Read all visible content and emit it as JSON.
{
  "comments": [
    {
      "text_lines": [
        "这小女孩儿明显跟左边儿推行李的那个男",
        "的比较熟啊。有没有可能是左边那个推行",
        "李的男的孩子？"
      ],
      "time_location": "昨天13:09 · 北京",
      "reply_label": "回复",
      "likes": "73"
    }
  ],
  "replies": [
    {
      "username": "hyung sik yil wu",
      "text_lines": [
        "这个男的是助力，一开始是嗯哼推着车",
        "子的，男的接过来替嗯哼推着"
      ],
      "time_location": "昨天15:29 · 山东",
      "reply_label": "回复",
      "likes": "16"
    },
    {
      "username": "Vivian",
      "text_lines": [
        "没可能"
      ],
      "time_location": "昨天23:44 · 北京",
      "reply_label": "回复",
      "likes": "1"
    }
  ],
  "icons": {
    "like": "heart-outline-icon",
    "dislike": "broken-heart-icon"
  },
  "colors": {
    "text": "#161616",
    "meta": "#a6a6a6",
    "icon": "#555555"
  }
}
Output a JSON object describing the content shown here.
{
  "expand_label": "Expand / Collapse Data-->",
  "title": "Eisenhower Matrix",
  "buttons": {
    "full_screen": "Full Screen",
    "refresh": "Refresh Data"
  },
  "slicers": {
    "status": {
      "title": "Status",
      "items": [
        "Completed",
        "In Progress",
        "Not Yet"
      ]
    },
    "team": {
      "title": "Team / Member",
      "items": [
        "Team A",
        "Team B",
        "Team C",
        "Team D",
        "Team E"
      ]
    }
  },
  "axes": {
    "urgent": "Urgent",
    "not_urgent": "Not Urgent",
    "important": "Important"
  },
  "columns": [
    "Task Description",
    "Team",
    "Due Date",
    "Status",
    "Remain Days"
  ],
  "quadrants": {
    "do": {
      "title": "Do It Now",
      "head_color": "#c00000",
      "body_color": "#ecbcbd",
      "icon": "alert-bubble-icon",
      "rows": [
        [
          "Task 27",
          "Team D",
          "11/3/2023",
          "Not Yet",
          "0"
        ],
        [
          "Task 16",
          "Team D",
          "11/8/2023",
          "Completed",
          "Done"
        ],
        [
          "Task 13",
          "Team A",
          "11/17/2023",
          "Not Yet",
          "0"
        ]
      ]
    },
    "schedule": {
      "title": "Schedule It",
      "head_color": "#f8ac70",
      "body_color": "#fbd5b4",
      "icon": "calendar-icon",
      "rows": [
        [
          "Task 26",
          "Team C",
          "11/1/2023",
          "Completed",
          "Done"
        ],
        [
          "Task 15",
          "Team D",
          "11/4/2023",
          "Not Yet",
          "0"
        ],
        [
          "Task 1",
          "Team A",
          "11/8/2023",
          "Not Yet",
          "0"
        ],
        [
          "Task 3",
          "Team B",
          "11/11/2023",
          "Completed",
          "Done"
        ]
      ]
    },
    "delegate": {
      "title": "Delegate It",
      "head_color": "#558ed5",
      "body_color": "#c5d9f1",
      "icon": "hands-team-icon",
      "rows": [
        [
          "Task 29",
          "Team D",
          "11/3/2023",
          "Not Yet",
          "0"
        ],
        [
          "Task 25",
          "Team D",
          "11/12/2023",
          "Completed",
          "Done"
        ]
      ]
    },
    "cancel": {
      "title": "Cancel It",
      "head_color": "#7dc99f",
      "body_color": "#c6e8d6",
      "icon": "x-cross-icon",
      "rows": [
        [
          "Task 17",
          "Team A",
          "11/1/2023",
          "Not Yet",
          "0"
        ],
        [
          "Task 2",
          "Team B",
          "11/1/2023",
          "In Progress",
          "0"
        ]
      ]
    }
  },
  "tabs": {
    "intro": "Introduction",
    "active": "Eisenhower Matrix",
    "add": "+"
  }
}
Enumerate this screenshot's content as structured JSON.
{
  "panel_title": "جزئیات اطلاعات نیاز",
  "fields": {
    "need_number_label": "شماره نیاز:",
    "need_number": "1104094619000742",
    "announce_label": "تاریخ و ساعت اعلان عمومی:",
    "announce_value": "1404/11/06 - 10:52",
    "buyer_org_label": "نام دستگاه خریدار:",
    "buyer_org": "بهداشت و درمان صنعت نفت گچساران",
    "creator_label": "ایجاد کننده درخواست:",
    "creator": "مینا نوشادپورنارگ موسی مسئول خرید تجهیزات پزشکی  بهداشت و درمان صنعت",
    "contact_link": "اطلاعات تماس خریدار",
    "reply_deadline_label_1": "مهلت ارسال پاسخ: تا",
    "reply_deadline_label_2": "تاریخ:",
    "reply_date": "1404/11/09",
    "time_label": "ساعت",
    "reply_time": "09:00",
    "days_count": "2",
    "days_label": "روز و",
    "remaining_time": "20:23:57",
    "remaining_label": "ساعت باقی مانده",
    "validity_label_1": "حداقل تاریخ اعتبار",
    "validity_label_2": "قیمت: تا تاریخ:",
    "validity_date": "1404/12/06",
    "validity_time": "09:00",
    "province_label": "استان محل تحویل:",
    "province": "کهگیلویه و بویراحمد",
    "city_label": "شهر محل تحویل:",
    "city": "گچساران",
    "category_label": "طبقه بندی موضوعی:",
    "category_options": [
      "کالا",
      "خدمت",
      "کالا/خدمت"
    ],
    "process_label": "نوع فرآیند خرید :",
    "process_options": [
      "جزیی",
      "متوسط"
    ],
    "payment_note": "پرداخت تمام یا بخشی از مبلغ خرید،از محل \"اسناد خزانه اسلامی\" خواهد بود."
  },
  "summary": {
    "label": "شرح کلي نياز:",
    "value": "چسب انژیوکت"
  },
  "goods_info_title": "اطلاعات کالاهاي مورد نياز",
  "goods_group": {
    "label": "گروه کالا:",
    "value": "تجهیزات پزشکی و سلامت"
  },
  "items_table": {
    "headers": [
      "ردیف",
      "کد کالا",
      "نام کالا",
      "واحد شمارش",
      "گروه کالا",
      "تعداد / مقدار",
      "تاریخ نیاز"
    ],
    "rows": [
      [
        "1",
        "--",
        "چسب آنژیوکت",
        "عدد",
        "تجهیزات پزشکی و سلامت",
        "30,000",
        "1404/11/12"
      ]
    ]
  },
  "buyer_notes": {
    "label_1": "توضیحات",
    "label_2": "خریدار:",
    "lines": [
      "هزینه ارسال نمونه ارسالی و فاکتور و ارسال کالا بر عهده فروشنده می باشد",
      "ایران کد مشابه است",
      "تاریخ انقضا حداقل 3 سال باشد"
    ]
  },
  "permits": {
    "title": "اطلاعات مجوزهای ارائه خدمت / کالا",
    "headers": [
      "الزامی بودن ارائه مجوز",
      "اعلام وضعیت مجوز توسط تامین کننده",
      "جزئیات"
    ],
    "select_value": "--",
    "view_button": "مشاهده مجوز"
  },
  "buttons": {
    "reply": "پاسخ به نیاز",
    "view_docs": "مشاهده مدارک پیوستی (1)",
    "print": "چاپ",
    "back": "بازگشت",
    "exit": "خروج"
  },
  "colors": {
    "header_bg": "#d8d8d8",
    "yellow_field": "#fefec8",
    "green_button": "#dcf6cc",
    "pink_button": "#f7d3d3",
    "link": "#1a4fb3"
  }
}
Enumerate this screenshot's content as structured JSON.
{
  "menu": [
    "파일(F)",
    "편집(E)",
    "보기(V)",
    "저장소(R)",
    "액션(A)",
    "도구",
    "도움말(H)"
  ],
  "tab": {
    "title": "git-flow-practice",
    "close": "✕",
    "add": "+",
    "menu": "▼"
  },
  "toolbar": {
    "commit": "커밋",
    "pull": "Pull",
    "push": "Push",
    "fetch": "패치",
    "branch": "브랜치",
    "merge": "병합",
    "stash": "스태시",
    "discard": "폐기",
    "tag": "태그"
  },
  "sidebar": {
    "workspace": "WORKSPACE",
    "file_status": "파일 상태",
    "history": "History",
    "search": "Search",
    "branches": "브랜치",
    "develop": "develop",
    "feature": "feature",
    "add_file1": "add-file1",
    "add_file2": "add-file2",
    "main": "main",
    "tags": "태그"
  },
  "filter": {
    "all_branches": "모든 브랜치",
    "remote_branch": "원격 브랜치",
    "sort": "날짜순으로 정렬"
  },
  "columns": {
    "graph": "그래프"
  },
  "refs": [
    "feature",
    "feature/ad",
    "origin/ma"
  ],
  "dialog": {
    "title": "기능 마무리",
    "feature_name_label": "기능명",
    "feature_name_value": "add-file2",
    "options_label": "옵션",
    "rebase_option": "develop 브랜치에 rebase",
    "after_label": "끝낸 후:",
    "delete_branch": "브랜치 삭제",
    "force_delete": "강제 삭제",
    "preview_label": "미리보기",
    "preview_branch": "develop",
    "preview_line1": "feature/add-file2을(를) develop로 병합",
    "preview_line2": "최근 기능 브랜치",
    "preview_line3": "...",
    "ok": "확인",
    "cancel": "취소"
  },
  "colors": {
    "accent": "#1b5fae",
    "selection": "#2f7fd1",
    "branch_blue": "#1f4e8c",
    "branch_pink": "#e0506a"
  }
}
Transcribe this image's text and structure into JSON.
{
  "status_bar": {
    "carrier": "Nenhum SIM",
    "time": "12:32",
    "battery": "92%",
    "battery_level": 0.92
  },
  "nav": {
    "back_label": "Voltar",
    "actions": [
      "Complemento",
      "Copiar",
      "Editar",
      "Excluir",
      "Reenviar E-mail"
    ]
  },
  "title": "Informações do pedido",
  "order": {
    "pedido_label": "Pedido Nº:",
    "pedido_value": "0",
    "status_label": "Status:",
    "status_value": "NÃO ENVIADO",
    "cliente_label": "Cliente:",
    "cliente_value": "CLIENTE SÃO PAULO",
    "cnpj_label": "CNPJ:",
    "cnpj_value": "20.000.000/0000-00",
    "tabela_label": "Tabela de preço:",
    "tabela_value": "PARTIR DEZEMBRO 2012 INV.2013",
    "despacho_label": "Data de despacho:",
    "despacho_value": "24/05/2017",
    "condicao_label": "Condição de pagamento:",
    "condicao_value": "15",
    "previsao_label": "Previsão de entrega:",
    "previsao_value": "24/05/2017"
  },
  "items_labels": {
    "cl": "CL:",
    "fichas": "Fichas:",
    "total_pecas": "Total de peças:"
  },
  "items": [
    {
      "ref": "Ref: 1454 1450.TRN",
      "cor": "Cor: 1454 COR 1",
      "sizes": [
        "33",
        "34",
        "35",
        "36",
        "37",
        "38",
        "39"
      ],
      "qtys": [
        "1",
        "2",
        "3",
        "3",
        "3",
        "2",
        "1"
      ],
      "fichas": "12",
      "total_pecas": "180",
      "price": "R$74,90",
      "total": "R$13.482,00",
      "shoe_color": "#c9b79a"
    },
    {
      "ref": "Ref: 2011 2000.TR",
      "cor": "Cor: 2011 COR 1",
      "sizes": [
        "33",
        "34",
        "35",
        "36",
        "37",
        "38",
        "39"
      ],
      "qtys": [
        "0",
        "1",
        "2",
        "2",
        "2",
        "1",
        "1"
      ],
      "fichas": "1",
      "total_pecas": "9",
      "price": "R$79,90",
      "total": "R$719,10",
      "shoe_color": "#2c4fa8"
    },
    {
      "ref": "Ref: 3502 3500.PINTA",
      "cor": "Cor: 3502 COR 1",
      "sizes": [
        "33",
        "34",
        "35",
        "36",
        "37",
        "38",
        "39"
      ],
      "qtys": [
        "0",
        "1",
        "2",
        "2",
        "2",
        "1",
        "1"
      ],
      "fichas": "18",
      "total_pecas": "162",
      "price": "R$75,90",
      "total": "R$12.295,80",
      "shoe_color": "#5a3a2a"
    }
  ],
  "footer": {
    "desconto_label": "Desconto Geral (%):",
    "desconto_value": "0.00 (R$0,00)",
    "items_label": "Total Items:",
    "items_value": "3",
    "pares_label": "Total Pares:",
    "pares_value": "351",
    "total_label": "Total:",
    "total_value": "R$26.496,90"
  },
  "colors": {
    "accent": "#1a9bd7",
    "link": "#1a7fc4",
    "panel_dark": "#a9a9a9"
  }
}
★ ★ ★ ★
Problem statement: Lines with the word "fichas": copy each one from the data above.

Task answer:
    "fichas": "Fichas:",
      "fichas": "12",
      "fichas": "1",
      "fichas": "18",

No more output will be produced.